Definitions of Collecting Levels
The Library of Congress employs collecting level definitions developed by the Research Libraries Group (RLG) and later adopted by the Association of Research Libraries. The definitions describe five collecting levels and are as follows:
Comprehensive Level: A collection in which a library endeavors, so far as is reasonably possible, to include all significant works of recorded knowledge (publications, manuscripts, and other forms), in all applicable languages, for a necessarily defined and limited field. This level of collecting intensity is one that maintains a "special collection"; the aim, if not the achievement, is exhaustiveness. Older material is retained for historical research.
Research Level: A collection that includes the major published source materials required for dissertations and independent research, including materials containing research reporting, new findings, scientific experimental results and other information useful to researchers. It is intended to include all important reference works and a wide selection of specialized monographs, as well as a very extensive collection of journals and major indexing and abstracting services in the field. Older material is retained for historical research. A sampling of special format materials (such as graphic and moving images) are collected that complement print materials.
Instructional Support Level: A collection that is adequate to support undergraduate and MOST graduate instruction, or sustained independent study; that is, adequate to maintain knowledge of a subject required for limited or generalized purposes, of less than research intensity. It includes a wide range of basic monographs, complete collections of the works of more important writers, selections from the works of secondary writers, a selection of representative journals and the reference tools and fundamental bibliographical apparatus pertaining to the subject.
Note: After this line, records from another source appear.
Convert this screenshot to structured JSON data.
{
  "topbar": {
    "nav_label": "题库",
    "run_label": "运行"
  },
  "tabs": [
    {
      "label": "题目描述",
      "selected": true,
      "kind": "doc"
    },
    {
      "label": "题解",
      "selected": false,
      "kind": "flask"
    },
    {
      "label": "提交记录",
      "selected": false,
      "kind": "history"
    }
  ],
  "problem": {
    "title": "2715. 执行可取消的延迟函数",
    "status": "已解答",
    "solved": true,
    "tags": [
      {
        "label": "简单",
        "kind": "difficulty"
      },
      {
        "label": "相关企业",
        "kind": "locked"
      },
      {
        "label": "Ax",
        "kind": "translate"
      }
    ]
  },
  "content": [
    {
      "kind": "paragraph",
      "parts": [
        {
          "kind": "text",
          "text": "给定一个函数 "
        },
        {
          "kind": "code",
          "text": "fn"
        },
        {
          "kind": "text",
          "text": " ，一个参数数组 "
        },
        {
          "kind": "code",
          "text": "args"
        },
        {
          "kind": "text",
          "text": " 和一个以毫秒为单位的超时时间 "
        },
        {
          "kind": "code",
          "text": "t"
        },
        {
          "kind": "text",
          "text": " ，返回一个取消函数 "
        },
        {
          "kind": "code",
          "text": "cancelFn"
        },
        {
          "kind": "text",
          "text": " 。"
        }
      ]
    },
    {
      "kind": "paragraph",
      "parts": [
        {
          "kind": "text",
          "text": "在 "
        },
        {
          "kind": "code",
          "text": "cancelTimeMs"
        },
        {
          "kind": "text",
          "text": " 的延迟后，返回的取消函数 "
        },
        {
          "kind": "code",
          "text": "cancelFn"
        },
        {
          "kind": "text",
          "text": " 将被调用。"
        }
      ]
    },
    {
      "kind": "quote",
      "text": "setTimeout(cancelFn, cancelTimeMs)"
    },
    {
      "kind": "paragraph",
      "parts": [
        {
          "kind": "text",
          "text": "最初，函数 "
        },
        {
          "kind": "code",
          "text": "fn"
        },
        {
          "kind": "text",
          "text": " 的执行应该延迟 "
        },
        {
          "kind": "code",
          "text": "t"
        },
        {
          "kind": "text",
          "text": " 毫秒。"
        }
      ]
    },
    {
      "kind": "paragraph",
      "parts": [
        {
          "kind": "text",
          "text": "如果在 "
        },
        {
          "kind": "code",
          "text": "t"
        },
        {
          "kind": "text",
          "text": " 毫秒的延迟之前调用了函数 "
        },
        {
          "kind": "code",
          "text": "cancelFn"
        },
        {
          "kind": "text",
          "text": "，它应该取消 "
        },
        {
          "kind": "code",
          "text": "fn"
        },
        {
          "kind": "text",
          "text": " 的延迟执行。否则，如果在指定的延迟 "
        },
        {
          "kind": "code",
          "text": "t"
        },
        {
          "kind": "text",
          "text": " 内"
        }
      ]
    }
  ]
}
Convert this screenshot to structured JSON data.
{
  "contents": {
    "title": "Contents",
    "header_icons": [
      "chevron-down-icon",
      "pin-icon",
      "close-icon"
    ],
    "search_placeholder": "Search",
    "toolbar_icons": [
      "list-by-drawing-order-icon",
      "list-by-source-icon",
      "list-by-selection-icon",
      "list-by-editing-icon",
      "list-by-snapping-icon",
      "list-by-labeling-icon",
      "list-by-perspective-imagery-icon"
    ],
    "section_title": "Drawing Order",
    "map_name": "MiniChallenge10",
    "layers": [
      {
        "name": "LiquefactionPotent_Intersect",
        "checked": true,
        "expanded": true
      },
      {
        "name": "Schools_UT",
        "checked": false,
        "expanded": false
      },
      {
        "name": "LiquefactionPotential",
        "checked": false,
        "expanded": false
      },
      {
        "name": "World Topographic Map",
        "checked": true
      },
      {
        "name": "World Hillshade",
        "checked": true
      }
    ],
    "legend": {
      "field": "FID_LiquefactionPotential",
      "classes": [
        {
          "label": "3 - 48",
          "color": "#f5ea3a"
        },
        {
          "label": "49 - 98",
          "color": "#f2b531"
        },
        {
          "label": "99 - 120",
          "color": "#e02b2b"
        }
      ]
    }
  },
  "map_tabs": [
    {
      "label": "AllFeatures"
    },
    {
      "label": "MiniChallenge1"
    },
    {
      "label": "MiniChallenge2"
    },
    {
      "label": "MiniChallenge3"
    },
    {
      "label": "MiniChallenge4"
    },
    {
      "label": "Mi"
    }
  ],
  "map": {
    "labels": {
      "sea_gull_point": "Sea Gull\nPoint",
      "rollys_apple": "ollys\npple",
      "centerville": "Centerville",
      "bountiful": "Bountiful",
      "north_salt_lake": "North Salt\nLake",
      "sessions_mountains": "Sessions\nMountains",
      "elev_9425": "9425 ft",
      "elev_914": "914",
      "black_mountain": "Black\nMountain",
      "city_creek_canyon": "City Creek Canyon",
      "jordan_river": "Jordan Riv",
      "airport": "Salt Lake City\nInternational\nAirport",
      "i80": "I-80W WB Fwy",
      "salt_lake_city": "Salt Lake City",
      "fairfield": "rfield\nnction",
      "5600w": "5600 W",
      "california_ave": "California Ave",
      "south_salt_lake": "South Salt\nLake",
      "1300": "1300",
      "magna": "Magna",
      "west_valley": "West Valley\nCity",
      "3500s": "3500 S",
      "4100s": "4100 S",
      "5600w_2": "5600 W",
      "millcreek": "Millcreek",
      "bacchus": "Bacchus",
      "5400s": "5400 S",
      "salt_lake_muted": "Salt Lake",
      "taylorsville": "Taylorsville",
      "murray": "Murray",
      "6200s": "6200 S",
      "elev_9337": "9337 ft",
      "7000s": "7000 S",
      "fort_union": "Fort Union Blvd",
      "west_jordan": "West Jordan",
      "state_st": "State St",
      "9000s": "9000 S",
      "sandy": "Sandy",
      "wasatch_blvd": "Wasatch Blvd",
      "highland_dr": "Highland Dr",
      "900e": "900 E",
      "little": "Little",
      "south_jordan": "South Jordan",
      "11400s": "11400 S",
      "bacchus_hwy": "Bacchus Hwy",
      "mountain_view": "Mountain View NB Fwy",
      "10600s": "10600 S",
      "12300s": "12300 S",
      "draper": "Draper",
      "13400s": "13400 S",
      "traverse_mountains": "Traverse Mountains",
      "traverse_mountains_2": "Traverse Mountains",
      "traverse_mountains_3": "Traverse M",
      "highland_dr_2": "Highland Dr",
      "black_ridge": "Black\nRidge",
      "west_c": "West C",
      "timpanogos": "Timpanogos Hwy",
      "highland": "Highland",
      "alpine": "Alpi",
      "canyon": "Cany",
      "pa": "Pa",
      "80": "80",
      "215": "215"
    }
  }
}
Basic Information Level: A collection of up-to-date general materials that serves to introduce and define a subject and to indicate the varieties of information elsewhere. It may include dictionaries, encyclopedias, selected textbooks, surveys, histories, directories, bibliographies, handbooks and a few major periodicals, in the minimum number that will serve the purpose. A basic information collection is not sufficiently intensive to support any courses or independent study in the area involved.
Out of Scope: The library does not collect in this area.